Friday June 8, 2012 :  IGT AND WILL HILL APPROVED FOR NEVADA LICENSING (Update)
 
Two more top companies join Bally on Nevada Gaming Control Board approved list
 
Following the approval of the Bally Technology application for online gambling licensing earlier this week, the Nevada Gaming Control Board has given its approval for two more leading companies, International Game Technology and the British group William Hill plc.
 
Board Chairman Mark Lipparelli said both companies must submit their technologies to the state for testing, particularly with regard to measures to prevent underage and out-of-state gambling.
 
In a statement on its success at Thursday's meeting of the Board, IGT announced that it has received approval for an interactive gaming service provider and manufacturer license.
 
"We are honored to be one of the first recommended providers by the Nevada Gaming Control Board," said Patti Hart, IGT chief executive officer. "This important step will allow IGT to better support our customers as they expand their offerings to their players to include interactive wager based entertainment."
 
The company's announcement acknowledged that the final decision will be made by the Nevada Gaming Commission, which is scheduled to meet on June 21.
 
Robert Melendres, executive vice president of IGT, said interactive gaming operations in his company employ 400 people, whilst Crystian Terry, director of casino operations went into some detail on the care the company takes to verify age, location and identity of online players.
 
Questioned on the activities of recently acquired Entraction, company representatives said that due diligence checks prior to the purchase had not uncovered American activity, which was in any case less than one percent of the company's business.
 
Once discovered, the activity had been immediately halted, the company claimed, adding that it was liaising with the Department of Justice to ascertain if any penalties would be imposed.
 
The British online and land gambling operator William Hill plc was subjected to extensive questioning in the three hour NGCB hearing, but was ultimately successful.
 
The company owns three Nevada sports books it acquired last year – Leroy’s, Lucky’s and Club Cal Neva – and said that its intention is to consolidate and re-brand in a project that will ultimately cost over $60 million.
 
Board members focused especially on William Hill's joint venture enterprise with the Playtech plc online gambling software developer, questioning the background of principal Playtech shareholder Teddy Sagi.
 
It was noted that Playtech has submitted a separate application for licensing.
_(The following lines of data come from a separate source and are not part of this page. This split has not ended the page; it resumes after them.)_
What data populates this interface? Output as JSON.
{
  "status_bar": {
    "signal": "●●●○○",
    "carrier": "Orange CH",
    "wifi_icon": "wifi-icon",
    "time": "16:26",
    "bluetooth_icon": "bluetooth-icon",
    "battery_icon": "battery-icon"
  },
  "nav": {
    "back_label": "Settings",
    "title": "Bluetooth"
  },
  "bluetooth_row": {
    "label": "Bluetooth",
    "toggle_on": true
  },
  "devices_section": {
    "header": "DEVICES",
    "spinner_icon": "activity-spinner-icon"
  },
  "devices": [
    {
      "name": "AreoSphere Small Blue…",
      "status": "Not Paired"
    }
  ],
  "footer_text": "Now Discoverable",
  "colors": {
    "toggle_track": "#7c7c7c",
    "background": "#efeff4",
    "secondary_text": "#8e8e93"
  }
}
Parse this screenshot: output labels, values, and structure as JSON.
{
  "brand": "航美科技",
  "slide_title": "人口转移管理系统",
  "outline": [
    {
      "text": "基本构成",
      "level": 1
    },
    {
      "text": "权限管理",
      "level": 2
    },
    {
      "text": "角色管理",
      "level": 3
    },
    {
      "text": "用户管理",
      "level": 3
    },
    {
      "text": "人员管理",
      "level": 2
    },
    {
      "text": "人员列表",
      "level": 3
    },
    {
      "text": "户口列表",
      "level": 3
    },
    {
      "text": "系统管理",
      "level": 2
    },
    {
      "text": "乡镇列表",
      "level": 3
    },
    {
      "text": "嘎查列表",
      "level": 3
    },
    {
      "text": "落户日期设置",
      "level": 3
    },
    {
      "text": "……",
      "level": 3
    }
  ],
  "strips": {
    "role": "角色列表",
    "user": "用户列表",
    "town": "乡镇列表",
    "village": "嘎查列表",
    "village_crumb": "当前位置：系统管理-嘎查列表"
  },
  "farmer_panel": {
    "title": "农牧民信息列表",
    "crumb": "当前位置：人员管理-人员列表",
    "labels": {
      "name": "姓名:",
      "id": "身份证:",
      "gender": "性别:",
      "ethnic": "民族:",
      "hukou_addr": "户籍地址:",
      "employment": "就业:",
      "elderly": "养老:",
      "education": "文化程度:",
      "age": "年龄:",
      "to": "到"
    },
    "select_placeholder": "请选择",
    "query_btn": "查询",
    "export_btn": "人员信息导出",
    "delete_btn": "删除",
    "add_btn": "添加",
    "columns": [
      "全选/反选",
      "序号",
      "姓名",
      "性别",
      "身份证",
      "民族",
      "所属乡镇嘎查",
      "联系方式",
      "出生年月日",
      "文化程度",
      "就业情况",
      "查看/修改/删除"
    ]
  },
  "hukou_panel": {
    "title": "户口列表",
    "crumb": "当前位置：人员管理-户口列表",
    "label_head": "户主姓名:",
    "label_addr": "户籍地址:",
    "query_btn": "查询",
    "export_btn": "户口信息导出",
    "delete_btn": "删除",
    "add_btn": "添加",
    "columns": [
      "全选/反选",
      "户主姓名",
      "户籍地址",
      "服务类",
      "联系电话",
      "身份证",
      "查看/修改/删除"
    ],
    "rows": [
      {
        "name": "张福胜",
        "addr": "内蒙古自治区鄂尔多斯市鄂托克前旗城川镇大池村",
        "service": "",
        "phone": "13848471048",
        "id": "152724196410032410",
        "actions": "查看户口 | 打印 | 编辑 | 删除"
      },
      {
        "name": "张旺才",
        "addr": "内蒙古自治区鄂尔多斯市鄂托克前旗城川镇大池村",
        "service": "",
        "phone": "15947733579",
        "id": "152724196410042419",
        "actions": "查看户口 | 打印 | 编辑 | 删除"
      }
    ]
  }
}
The company's legal representatives were also quizzed regarding William Hill's pre-UIGEA American activity.
 
In a detailed presentation, company representatives portrayed the online gambling business as an engine for growth
 
Observing the process remotely on a live stream feed, Nevada Gaming Commission member Randolph Townsend commented that it was apparent that whilst regulators frowned on historic operations that conflicted with the outdated Wire Act, this was not necessarily grounds for disqualification
 
At one point in the hearing it appeared that chairman Mark Lipparelli would give William Hill only a conditional approval subject to a probationary period, but this route was not taken after argument by the company's representatives and comment by members of the board that William Hill was a well-respected company with a professional management.